Refreshments will be given after the tour.
Meet at the Links car park, Nairn. Bus will depart promptly at 9.15am.
Leila Aboulela was born in Cairo and grew up in Khartoum. She is the author of five novels, three of which were longlisted for the Orange Prize: The Translator, Minaret and Lyrics Alley, and The Kindness of Enemies. Lyrics Alley won Novel of the Year at the Scottish Book Awards and was shortlisted for the
Commonwealth Writers’ Prize, while Aboulela’s collection of short fiction, Coloured Lights, won the Caine Prize. Her latest novel is Bird Summons, a tale of three women and their quest for freedom, published in February 2019 from Orion Books. She lives in Aberdeen.
Our volunteer recruitment coffee morning is Tuesday 18th June from 10.30am to 12.00pm at Nairn Community & Arts Centre.
Please come along to our 'drop-in' session and enjoy a coffee, cake and a bit of festival chat - we would love to see you.
If you cannot make it, but would still like to volunteer during the festival week - please email Elle Tyler at firstname.lastname@example.org
Our volunteer recruitment coffee morning is Tuesday 18th June from 10.30am to 12.00pm at Nairn Community & Arts Centre. (Youth Cafe)
Please come along to our 'drop-in' session and enjoy a coffee, cake and a bit of festival chat - we would love to see you.
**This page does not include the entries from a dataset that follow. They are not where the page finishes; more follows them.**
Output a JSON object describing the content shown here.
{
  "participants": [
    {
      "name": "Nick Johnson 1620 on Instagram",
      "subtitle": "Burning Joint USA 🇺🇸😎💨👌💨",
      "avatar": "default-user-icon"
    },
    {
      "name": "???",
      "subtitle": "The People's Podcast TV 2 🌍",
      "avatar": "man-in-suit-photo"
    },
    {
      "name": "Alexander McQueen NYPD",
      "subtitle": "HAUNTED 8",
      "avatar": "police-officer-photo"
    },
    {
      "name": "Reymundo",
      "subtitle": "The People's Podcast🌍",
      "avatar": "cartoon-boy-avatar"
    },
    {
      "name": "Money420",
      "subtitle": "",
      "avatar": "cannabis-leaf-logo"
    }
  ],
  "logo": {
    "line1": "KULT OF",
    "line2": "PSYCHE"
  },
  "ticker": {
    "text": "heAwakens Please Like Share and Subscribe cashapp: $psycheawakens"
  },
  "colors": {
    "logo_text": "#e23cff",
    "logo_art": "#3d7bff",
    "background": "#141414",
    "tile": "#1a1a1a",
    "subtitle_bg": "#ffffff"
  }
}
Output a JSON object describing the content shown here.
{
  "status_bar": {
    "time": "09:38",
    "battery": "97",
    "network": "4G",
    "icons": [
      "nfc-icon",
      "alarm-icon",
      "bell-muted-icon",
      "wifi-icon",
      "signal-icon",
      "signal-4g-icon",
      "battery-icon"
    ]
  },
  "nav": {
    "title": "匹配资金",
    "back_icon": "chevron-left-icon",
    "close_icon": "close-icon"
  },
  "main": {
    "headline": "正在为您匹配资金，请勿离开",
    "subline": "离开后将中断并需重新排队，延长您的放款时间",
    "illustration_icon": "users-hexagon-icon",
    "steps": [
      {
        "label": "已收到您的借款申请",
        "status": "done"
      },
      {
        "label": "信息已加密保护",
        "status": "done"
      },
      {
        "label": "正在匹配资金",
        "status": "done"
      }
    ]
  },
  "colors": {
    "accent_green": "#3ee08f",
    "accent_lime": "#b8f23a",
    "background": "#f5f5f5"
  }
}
If you cannot make it, but would still like to volunteer during the festival week - please email Elle Tyler at email@example.com